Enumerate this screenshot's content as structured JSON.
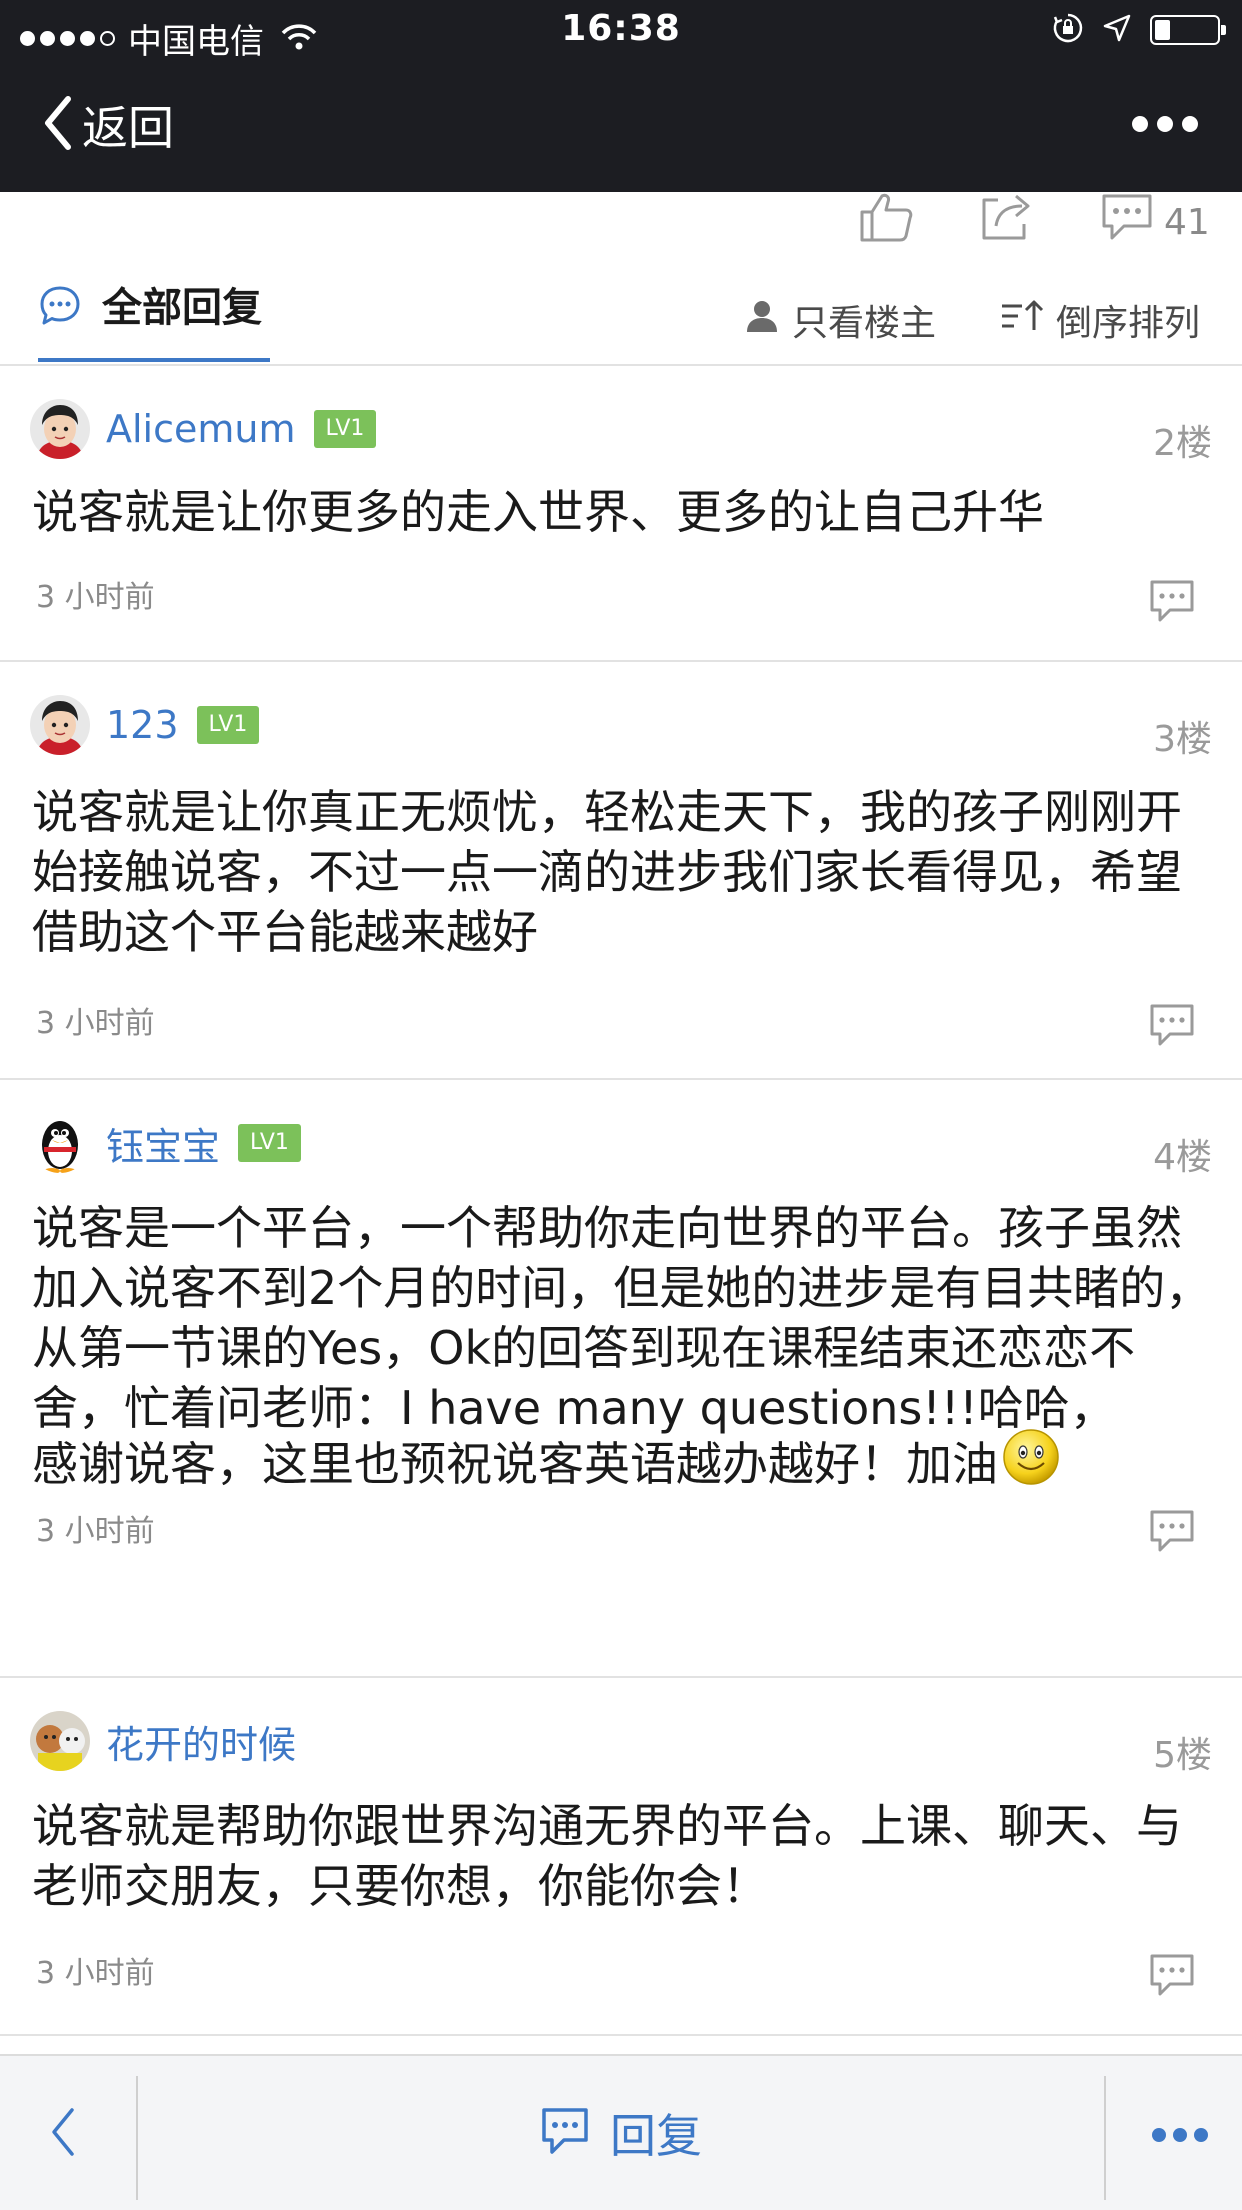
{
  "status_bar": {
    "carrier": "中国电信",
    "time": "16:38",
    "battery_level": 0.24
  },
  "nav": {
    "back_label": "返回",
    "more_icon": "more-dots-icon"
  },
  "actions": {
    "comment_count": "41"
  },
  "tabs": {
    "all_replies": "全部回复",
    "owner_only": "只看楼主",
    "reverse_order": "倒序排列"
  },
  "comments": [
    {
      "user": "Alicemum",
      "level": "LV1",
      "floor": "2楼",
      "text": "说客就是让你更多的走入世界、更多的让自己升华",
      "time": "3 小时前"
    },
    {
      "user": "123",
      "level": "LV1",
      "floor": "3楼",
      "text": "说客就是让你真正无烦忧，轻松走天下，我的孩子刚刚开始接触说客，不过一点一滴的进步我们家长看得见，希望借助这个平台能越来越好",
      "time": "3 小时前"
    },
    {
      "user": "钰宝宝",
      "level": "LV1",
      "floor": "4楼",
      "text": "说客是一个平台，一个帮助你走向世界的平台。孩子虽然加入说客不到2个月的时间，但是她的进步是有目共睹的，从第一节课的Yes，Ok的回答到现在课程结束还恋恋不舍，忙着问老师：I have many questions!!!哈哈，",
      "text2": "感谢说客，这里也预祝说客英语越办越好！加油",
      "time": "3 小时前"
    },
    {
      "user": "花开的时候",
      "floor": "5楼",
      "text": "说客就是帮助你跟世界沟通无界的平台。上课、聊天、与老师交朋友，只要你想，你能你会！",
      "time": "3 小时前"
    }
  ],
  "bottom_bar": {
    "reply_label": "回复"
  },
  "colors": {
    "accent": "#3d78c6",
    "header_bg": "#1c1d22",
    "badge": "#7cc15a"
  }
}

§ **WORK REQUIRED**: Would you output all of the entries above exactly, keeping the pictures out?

§ **COMPLETED TASK**:
Enumerate this screenshot's content as structured JSON.
{
  "status_bar": {
    "carrier": "中国电信",
    "time": "16:38",
    "battery_level": 0.24
  },
  "nav": {
    "back_label": "返回",
    "more_icon": "more-dots-icon"
  },
  "actions": {
    "comment_count": "41"
  },
  "tabs": {
    "all_replies": "全部回复",
    "owner_only": "只看楼主",
    "reverse_order": "倒序排列"
  },
  "comments": [
    {
      "user": "Alicemum",
      "level": "LV1",
      "floor": "2楼",
      "text": "说客就是让你更多的走入世界、更多的让自己升华",
      "time": "3 小时前"
    },
    {
      "user": "123",
      "level": "LV1",
      "floor": "3楼",
      "text": "说客就是让你真正无烦忧，轻松走天下，我的孩子刚刚开始接触说客，不过一点一滴的进步我们家长看得见，希望借助这个平台能越来越好",
      "time": "3 小时前"
    },
    {
      "user": "钰宝宝",
      "level": "LV1",
      "floor": "4楼",
      "text": "说客是一个平台，一个帮助你走向世界的平台。孩子虽然加入说客不到2个月的时间，但是她的进步是有目共睹的，从第一节课的Yes，Ok的回答到现在课程结束还恋恋不舍，忙着问老师：I have many questions!!!哈哈，",
      "text2": "感谢说客，这里也预祝说客英语越办越好！加油",
      "time": "3 小时前"
    },
    {
      "user": "花开的时候",
      "floor": "5楼",
      "text": "说客就是帮助你跟世界沟通无界的平台。上课、聊天、与老师交朋友，只要你想，你能你会！",
      "time": "3 小时前"
    }
  ],
  "bottom_bar": {
    "reply_label": "回复"
  },
  "colors": {
    "accent": "#3d78c6",
    "header_bg": "#1c1d22",
    "badge": "#7cc15a"
  }
}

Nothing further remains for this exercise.